Problem to work on: Please set down only the lines running from the one with "Decode this image" through the last line of the entries, exactly as written and without any pictures.

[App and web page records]
---

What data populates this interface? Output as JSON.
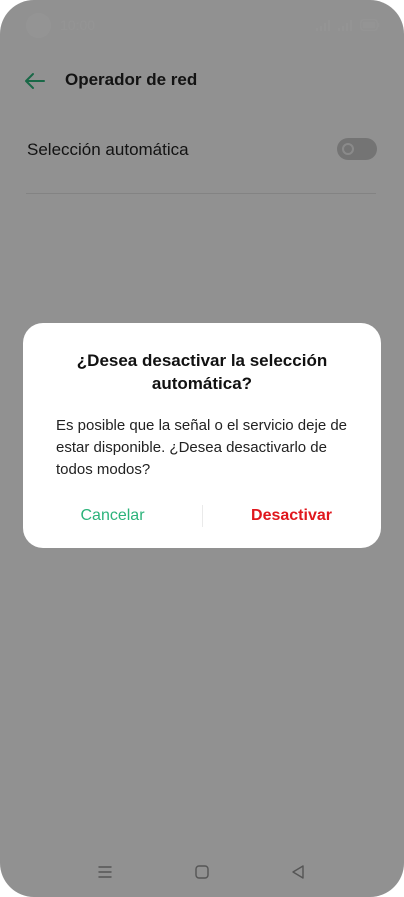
{
  "status_bar": {
    "time": "10:00"
  },
  "header": {
    "title": "Operador de red"
  },
  "settings": {
    "automatic_selection_label": "Selección automática",
    "automatic_selection_on": false
  },
  "dialog": {
    "title": "¿Desea desactivar la selección automática?",
    "message": "Es posible que la señal o el servicio deje de estar disponible. ¿Desea desactivarlo de todos modos?",
    "cancel_label": "Cancelar",
    "confirm_label": "Desactivar"
  },
  "colors": {
    "accent": "#2bb37a",
    "danger": "#e0171d"
  },
  "icons": {
    "back": "arrow-left-icon",
    "menu": "menu-icon",
    "home": "home-icon",
    "nav_back": "triangle-back-icon"
  }
}
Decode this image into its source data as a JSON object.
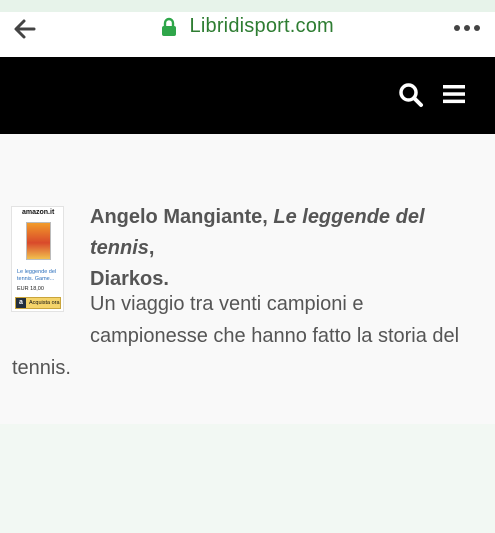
{
  "browser": {
    "domain": "Libridisport.com",
    "icons": {
      "back": "arrow-left-icon",
      "lock": "lock-icon",
      "more": "more-dots-icon"
    },
    "colors": {
      "strip": "#e7f3ea",
      "domain": "#2e7d32",
      "lock": "#2fa64a"
    }
  },
  "site": {
    "icons": {
      "search": "search-icon",
      "menu": "hamburger-menu-icon"
    },
    "colors": {
      "nav": "#000000"
    }
  },
  "article": {
    "author": "Angelo Mangiante,",
    "book_title": "Le leggende del tennis",
    "publisher_suffix": ",",
    "publisher": "Diarkos.",
    "paragraph_line1": "Un viaggio tra venti campioni e",
    "paragraph_line2": "campionesse che hanno fatto la storia del",
    "paragraph_line3": "tennis."
  },
  "ad": {
    "brand": "amazon.it",
    "title": "Le leggende del tennis. Game...",
    "price": "EUR 18,00",
    "button_icon": "a",
    "button_label": "Acquista ora"
  }
}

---

Result of this exercise:
Decode this image into its source data as a JSON object.
{
  "browser": {
    "domain": "Libridisport.com",
    "icons": {
      "back": "arrow-left-icon",
      "lock": "lock-icon",
      "more": "more-dots-icon"
    },
    "colors": {
      "strip": "#e7f3ea",
      "domain": "#2e7d32",
      "lock": "#2fa64a"
    }
  },
  "site": {
    "icons": {
      "search": "search-icon",
      "menu": "hamburger-menu-icon"
    },
    "colors": {
      "nav": "#000000"
    }
  },
  "article": {
    "author": "Angelo Mangiante,",
    "book_title": "Le leggende del tennis",
    "publisher_suffix": ",",
    "publisher": "Diarkos.",
    "paragraph_line1": "Un viaggio tra venti campioni e",
    "paragraph_line2": "campionesse che hanno fatto la storia del",
    "paragraph_line3": "tennis."
  },
  "ad": {
    "brand": "amazon.it",
    "title": "Le leggende del tennis. Game...",
    "price": "EUR 18,00",
    "button_icon": "a",
    "button_label": "Acquista ora"
  }
}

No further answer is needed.